Category: Formulation and Quality
Purpose: An effective drug treatment for peptic ulcer and reflux esophagitis is the proton pump inhibitor (PPI). Lansoprazole is a PPI-based drug and its therapeutic effect is excellent. Despite the excellent therapeutic effect, however, the lansoprazole is very sensitive to acidic decomposition and has a difficulty in commercializing due to the problem of re-precipitation. Therefore an enteric solute capsule was prepared using sodium alginate and wet granulation process. This formulation aimed to inhibit release in acidic conditions of stomach fluid and to cause rapid drug release under conditions of intense, neutral or weakly alkaline conditions.
Methods: Lansoprazole and sodium alginate for drug inclusion were added in the same ratio, and MCC, SSG and L-HPC were added by disintegration, PVP K30 was added as a binder and mixed uniformly. The mixed mixture was wet granulated by adding 50μl of 10% aquaous ethanol solution 10 times. The granules were then filtered using a 600μm mesh and dried in an oven. The hard capsules were filled with the granules according to the total amount of each batch and used for the dissolution test. DSC analysis was conducted to determine the thermal transfer of lansoprazole and sodium alginate used in the inclusion and to confirm that the granules were normally. Crystallinity was analyzed by XRD in order to confirm whether the granules were folded normally. Lansoprazole, sodium alginate and the molecular structure of each prepared granulate was analyzed and analyzed using FT-IR to confirm that a new chemical bond was generated. The particle status and surface of the raw drug, sodium alginate and granules were analyzed using scanning electron microscope. The dissolution test was conducted to evaluate the dissolution rate and analyzed by HPLC.

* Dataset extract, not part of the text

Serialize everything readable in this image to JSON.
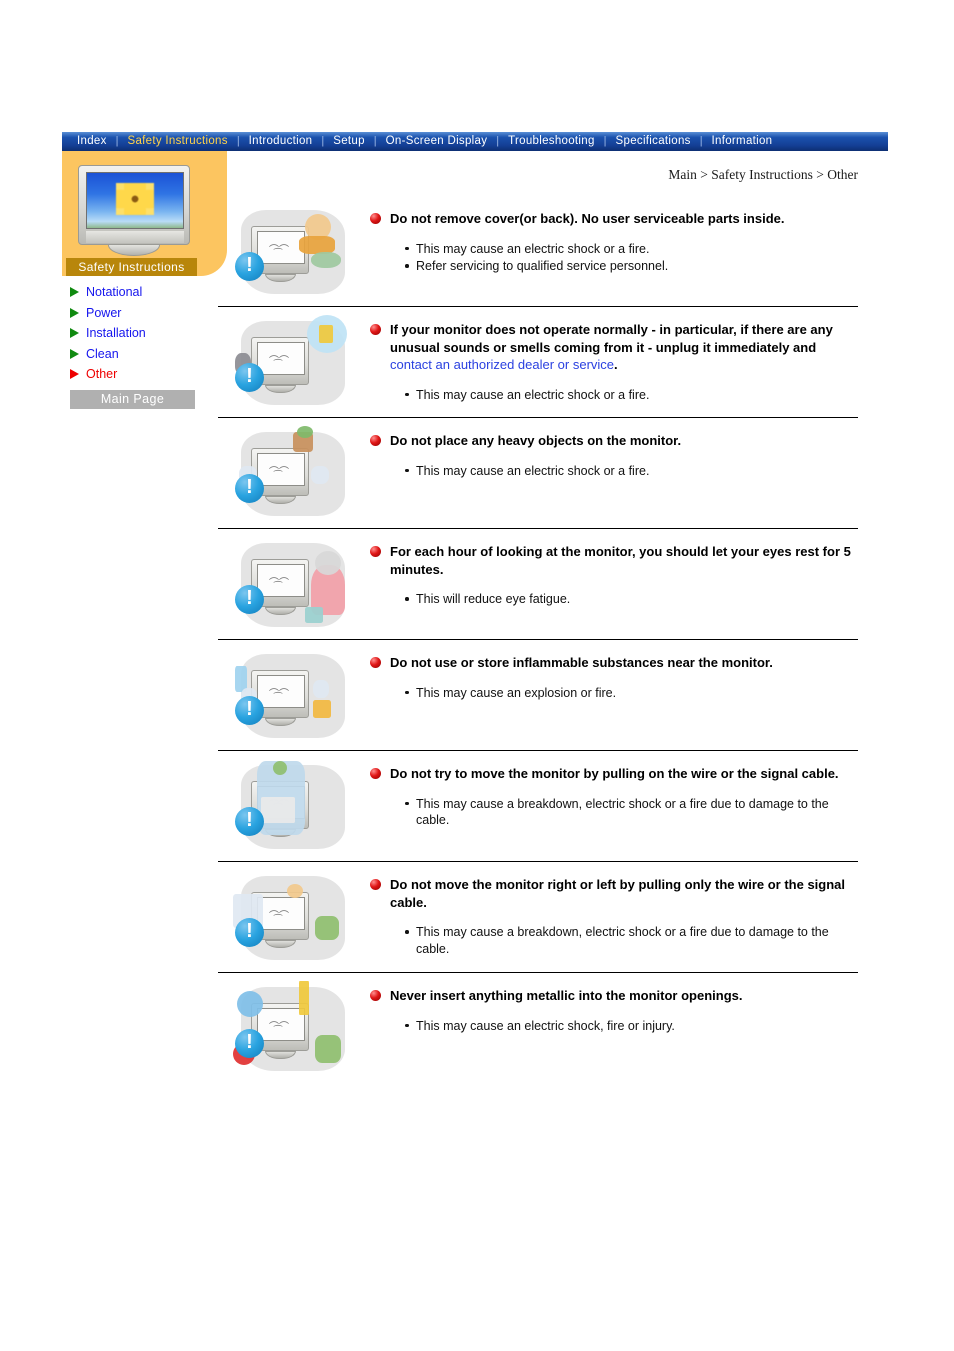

Results: As a result of the structural analysis of the granules using FT-IR, we investigated what kind of chemical bonds they encapsulate in the process of embedding sodium. In all samples, the intensity of the peak of 3000 ~ 3600 cm-1 was decreased, and it was found that the hydrogen bonding behaved by moving to the lower wave number. In DSC, all batches does not show peak of lansoprazole, due to encapsulate of sodium alginate. Therefore, it can be confirmed that the collapse of the lidocaine is due to the hydrogen bonding of lansoprazole and sodium alginate. As the ratio of sodium alginate is increased, the intrinsic peak of sodium alginate is clearly observed. This confirms that lansoprazole is normally contained in the sodium alginate by the wet granulation process. In the case of XRD analysis, the amount of sodium alginate gradually increased from batch 1 to batch 5, so that the peak of the drug also decreased slightly. Therefore, it can be seen that when the amount of sodium alginate is increased, the incorporation rate of the drug is slightly increased. All samples were observed through SEM observation. In batch 1, the ratio of sodium alginate to lansoprazole was small and the number of normal granules was small. As the ratio increased to batch 5, the particle size of the granules was large and the crystals of unincorporated lansoprazole were few. As the ratio of alginate increased, granule formation occurred well and granule particles of uniform size were observed. In case of hard capsules filled with lansoprazole alone, the dissolution test was up to 26% in gastric conditions. In serous conditions, the higher the ratio of sodium alginate in the granules, the slower the release of the drug and the higher the final dissolution rate.
Conclusion: The wet granules can form granules due to the hydrogel bonding of lansoprazole and sodium alginate, and it is possible to see whether the granules are formed normally through DSC and XRD. The crystals of lansoprazole remained in the granules could be observed by the SEM photograph as the sodium alginate increased. In addition, the dissolution rate was more than 10% due to the addition of sodium alginate, and the release of the drug was inhibited under acidic conditions.
Min Rim– Jeonju-si, Cholla-bukto, Republic of Korea
Won Kyung Kim– Jeon Ju, Cholla-bukto, Republic of Korea
Jeong Eun Song– Jeon Ju, Cholla-bukto, Republic of Korea
Gilson Khang– Jeon Ju, Cholla-bukto, Republic of Korea
Min A Rim– Student, Jeon Buk National Univ., Jeon Ju, jeon ju, Korea, Republic Of